Work required —
How many lines in these records hold the string "icon"? State only that number.

Source records —
┄┄┄┄┄┄
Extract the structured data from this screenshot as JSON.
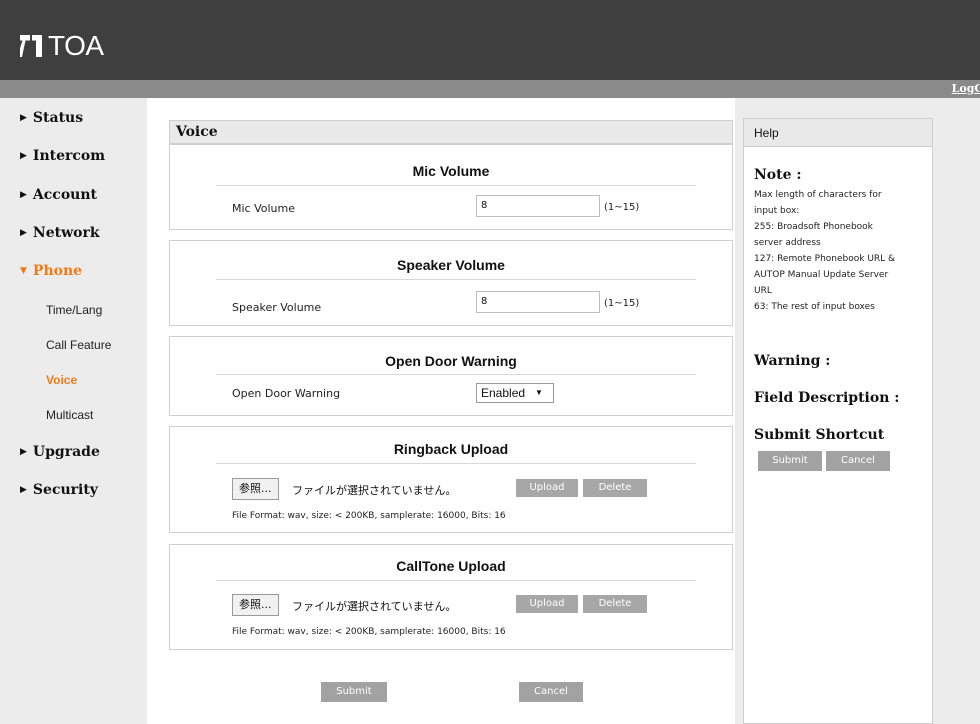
{
  "header": {
    "brand": "TOA",
    "logout": "LogO"
  },
  "sidebar": {
    "items": [
      {
        "label": "Status"
      },
      {
        "label": "Intercom"
      },
      {
        "label": "Account"
      },
      {
        "label": "Network"
      },
      {
        "label": "Phone"
      },
      {
        "label": "Upgrade"
      },
      {
        "label": "Security"
      }
    ],
    "phone_subitems": [
      {
        "label": "Time/Lang"
      },
      {
        "label": "Call Feature"
      },
      {
        "label": "Voice"
      },
      {
        "label": "Multicast"
      }
    ]
  },
  "main": {
    "title": "Voice",
    "mic": {
      "title": "Mic Volume",
      "label": "Mic Volume",
      "value": "8",
      "range": "(1~15)"
    },
    "speaker": {
      "title": "Speaker Volume",
      "label": "Speaker Volume",
      "value": "8",
      "range": "(1~15)"
    },
    "door": {
      "title": "Open Door Warning",
      "label": "Open Door Warning",
      "selected": "Enabled"
    },
    "ringback": {
      "title": "Ringback Upload",
      "browse": "参照...",
      "no_file": "ファイルが選択されていません。",
      "upload": "Upload",
      "delete": "Delete",
      "format": "File Format: wav, size: < 200KB, samplerate: 16000, Bits: 16"
    },
    "calltone": {
      "title": "CallTone Upload",
      "browse": "参照...",
      "no_file": "ファイルが選択されていません。",
      "upload": "Upload",
      "delete": "Delete",
      "format": "File Format: wav, size: < 200KB, samplerate: 16000, Bits: 16"
    },
    "submit": "Submit",
    "cancel": "Cancel"
  },
  "help": {
    "title": "Help",
    "note_heading": "Note :",
    "note_lines": [
      "Max length of characters for",
      "input box:",
      "255: Broadsoft Phonebook",
      "server address",
      "127: Remote Phonebook URL &",
      "AUTOP Manual Update Server",
      "URL",
      "63: The rest of input boxes"
    ],
    "warning_heading": "Warning :",
    "field_heading": "Field Description :",
    "shortcut_heading": "Submit Shortcut",
    "submit": "Submit",
    "cancel": "Cancel"
  },
  "colors": {
    "topbar": "#3f3f3f",
    "active": "#f07a1a",
    "button": "#a7a7a7"
  }
}
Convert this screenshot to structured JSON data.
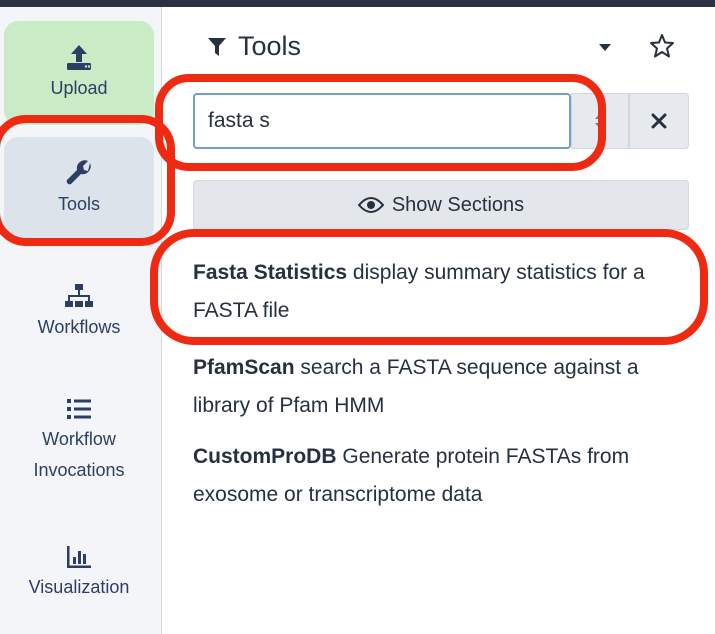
{
  "activity_bar": {
    "items": [
      {
        "label": "Upload",
        "icon": "upload-icon"
      },
      {
        "label": "Tools",
        "icon": "wrench-icon"
      },
      {
        "label": "Workflows",
        "icon": "sitemap-icon"
      },
      {
        "label": "Workflow Invocations",
        "icon": "list-icon"
      },
      {
        "label": "Visualization",
        "icon": "chart-icon"
      }
    ]
  },
  "tool_panel": {
    "title": "Tools",
    "title_icon": "filter-icon",
    "search": {
      "value": "fasta s"
    },
    "show_sections_label": "Show Sections",
    "results": [
      {
        "name": "Fasta Statistics",
        "description": "display summary statistics for a FASTA file"
      },
      {
        "name": "PfamScan",
        "description": "search a FASTA sequence against a library of Pfam HMM"
      },
      {
        "name": "CustomProDB",
        "description": "Generate protein FASTAs from exosome or transcriptome data"
      }
    ]
  },
  "colors": {
    "highlight_ring": "#ee2a13",
    "upload_bg": "#c9ebc5",
    "active_item_bg": "#dde3ea",
    "input_border": "#6f9ed1"
  }
}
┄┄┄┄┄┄
Reply —
6